Stay well away from portraying people as helpless victims, and be especially careful when working with children and nudity. 

Don’t forget that people’s safety, wellbeing, and dignity always trump your right to take a photo. It’s always better to be safe than sorry.

Ethical wildlife photographers in Kenya

Give context, share responsibly

Provide context for your photos by adding captions or descriptions that explain the situation in all of their multifaceted nuance. 

This helps avoid misrepresentation and means you’ll be helping shape a deeper understanding of the community’s reality. 

In a similar vein, never alter content or context to misrepresent a situation.

Ethical storytelling is about weaving a narrative with integrity. While it can be tempting to up the drama factor by playing around with context – just don’t.

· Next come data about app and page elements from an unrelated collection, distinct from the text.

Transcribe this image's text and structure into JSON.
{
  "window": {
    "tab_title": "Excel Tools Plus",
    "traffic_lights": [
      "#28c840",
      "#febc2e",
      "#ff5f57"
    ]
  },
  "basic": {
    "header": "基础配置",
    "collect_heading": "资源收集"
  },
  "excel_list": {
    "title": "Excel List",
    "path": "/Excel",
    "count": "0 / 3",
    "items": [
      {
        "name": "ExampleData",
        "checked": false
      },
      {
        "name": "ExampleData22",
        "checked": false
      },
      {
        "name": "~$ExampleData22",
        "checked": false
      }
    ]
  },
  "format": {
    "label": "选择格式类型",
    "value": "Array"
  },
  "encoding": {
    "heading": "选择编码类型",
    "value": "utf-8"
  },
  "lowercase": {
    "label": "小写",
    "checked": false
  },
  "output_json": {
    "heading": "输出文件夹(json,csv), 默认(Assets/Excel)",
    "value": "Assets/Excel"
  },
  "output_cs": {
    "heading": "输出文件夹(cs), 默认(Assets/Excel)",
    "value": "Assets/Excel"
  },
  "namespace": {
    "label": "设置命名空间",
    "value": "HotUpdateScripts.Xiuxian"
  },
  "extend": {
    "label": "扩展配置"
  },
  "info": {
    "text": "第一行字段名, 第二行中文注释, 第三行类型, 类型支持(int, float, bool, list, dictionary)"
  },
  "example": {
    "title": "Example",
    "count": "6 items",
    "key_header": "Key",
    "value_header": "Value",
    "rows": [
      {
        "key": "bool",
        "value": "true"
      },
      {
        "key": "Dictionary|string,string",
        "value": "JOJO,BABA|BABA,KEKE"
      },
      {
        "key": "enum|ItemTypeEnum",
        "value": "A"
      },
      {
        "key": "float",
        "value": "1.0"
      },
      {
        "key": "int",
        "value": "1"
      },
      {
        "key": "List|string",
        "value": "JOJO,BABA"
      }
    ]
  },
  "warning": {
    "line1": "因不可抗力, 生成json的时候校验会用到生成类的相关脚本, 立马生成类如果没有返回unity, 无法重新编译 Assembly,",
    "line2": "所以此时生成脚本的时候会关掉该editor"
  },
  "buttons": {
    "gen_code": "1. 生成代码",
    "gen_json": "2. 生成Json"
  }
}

When sharing your photos, be conscious of how they might be perceived and the potential impact on individuals and communities. 

Avoid sharing sensitive information or anything that could be used to identify individuals in vulnerable situations. Make sure you get explicit consent to share your material far and wide.

Photographers trying out their cameras

Photography ethics for intrepid travellers

Volunteering abroad is a powerful way to contribute to global communities.

By following these simple rules of thumb, you can make sure you come back with beautiful images that are respectful and accurate. They should promote a positive understanding.

Always remember that trust is something you earn. The stories you capture should honour the people who share them with you first and foremost.

Help us create a more just and equitable world through ethical storytelling. Share this guide, follow our principles, and contribute to a narrative that celebrates the strength and resilience of communities worldwide.

Our guiding principles

Truth and Accuracy: We prioritise genuine narratives that reflect the complexities and nuances of each community. We avoid stereotypes and sensationalism, focusing on authentic experiences and positive impact.

Respect and Dignity: We treat all individuals with respect, ensuring their consent and understanding before capturing any content. We avoid exploiting vulnerabilities and prioritise the wellbeing of everyone involved.

Collaboration and Empowerment: We work hand-in-hand with local communities, valuing their perspectives and expertise. We empower them to share their stories in their own words, fostering collaboration and mutual respect.

Impact, Not Issues: We focus on showcasing positive outcomes and the transformative power of our work. We avoid portraying communities solely through their challenges, highlighting their strengths and resilience instead.

Note: This guide is intended to provide ethical guidance and is not a substitute for legal advice. Please consult relevant laws and regulations regarding consent and privacy.

Want to travel and take photos?

We can help! Contact us to find your perfect trip.

+91 9999850304

Our accreditations